Viola, Giovanni Battista Guadagnini, Turin, 1784

Printed label: “JO. BAPT. GUADAGNINI / Cremonensis alumnus / ANTONII STRADIVARI / fecit Taurini 1784 [cross as well as the initials GBG T]” (1784 handwritten)

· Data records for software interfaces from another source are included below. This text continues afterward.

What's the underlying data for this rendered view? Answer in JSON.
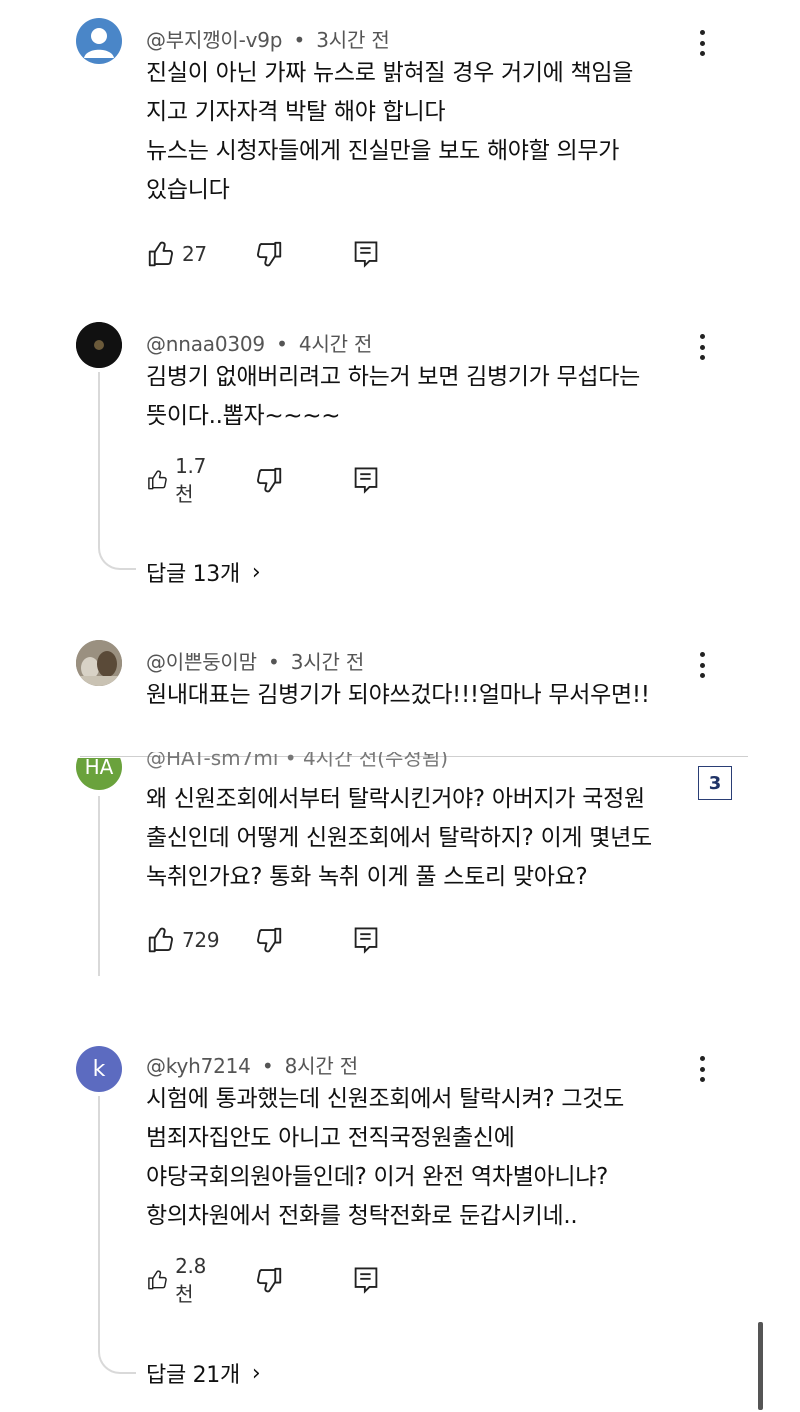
{
  "comments": [
    {
      "handle": "@부지깽이-v9p",
      "time": "3시간 전",
      "lines": [
        "진실이 아닌 가짜 뉴스로 밝혀질 경우 거기에 책임을",
        "지고 기자자격 박탈 해야 합니다",
        "뉴스는 시청자들에게 진실만을 보도 해야할 의무가",
        "있습니다"
      ],
      "likes": "27",
      "avatar_color": "#4a86c8",
      "avatar_icon": "person-icon"
    },
    {
      "handle": "@nnaa0309",
      "time": "4시간 전",
      "lines": [
        "김병기 없애버리려고 하는거 보면 김병기가 무섭다는",
        "뜻이다..뽑자~~~~"
      ],
      "likes": "1.7천",
      "replies": "답글 13개",
      "avatar_color": "#111111"
    },
    {
      "handle": "@이쁜둥이맘",
      "time": "3시간 전",
      "lines": [
        "원내대표는 김병기가 되야쓰겄다!!!얼마나 무서우면!!"
      ],
      "avatar_color": "#7d7466"
    },
    {
      "avatar_text": "HA",
      "avatar_color": "#6aa23c",
      "cut_meta": "@HAT-sm7mi • 4시간 전(수정됨)",
      "lines": [
        "왜 신원조회에서부터 탈락시킨거야? 아버지가 국정원",
        "출신인데 어떻게 신원조회에서 탈락하지? 이게 몇년도",
        "녹취인가요? 통화 녹취 이게 풀 스토리 맞아요?"
      ],
      "likes": "729"
    },
    {
      "handle": "@kyh7214",
      "time": "8시간 전",
      "avatar_text": "k",
      "avatar_color": "#5c6bc0",
      "lines": [
        "시험에 통과했는데 신원조회에서 탈락시켜? 그것도",
        "범죄자집안도 아니고 전직국정원출신에",
        "야당국회의원아들인데? 이거 완전 역차별아니냐?",
        "항의차원에서 전화를 청탁전화로 둔갑시키네.."
      ],
      "likes": "2.8천",
      "replies": "답글 21개"
    }
  ],
  "badge": "3",
  "separator": "•",
  "chevron": "›"
}
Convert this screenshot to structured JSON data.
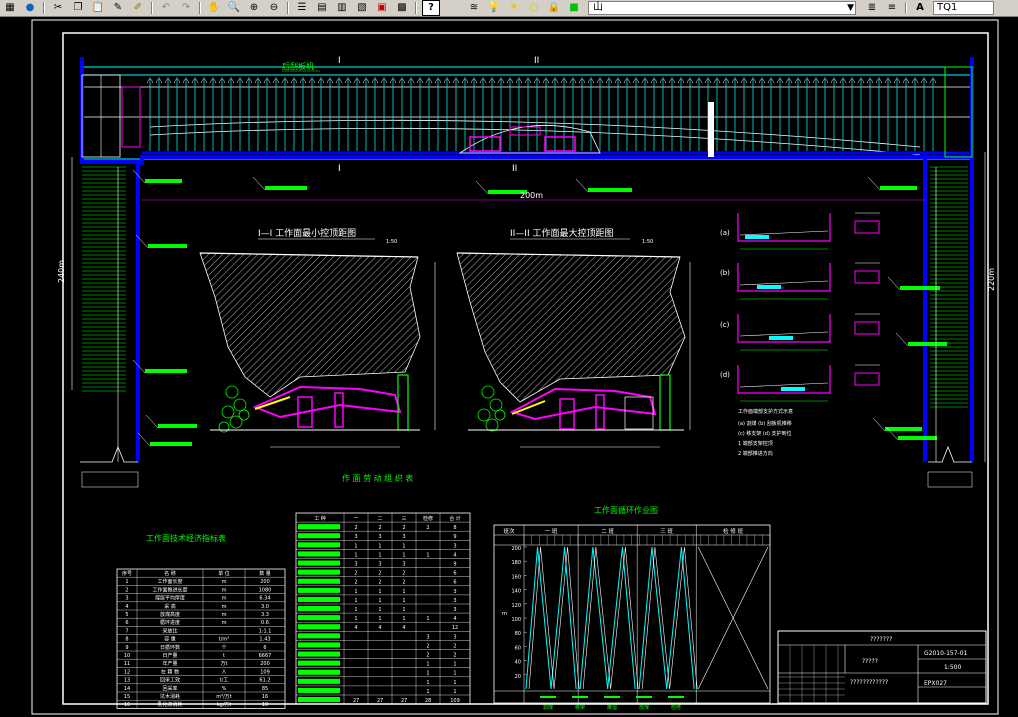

Until about 1700, violins, violas and violoncellos were built in different sizes. The difference between the large and small violin models was not very big, only a few millimeters, but the body lengths of violas and violoncellos often diverged by several centimeters. The instruments were ideally suited to playing Baroque music with its limited technical demands. However, once virtuous solo parts and more difficult chamber music had been written, the excessively large violas and violoncellos were found to be impractical, and smaller body models prevailed. This change is easy to see in the development of Stradivari’s work: From about 1690, Stradivari evolved a smaller viola model usually known as the contralto model. Guadagnini’s viola from 1784 corresponds to this model and is fairly short with a body length of 40 cm. Yet the viola is sonorous and is especially well suited to playing chamber music. This instrument is a typical example of Guadagnini’s late period in Turin. The model is short and broad with a flat arch. Stradivari’s influence shows in the scroll and f-hole design as well as the edgework. The divided belly is fine-grained in the middle, with the annual rings becoming wider toward the edges. A dendrochronological report dated the latest annual ring to 1769, and the two halves of the belly are from the same log. The dating of the belly wood corroborates the period in which the instrument was built. The instrument shows a high correlation with other instruments made by Guadagnini. The maple wood of the back is quarter cut​​​​​​​ , and the faint  flames slope downward slightly toward the edges. The ribs are also quarter cut and have the same structure as the wood of the back. The arching is flat, with the back arched higher than the belly. The shape and fluting style of the lower f-hole wings is reminiscent of Stradivari’s style. The viola has very small upper eyes. Its scroll was somewhat hastily carved overall and looks very powerful. The contours are highlighted by wide, blackened chamfers. The appearance of the instrument is dominated by a luminous orange-red varnish that is still largely intact.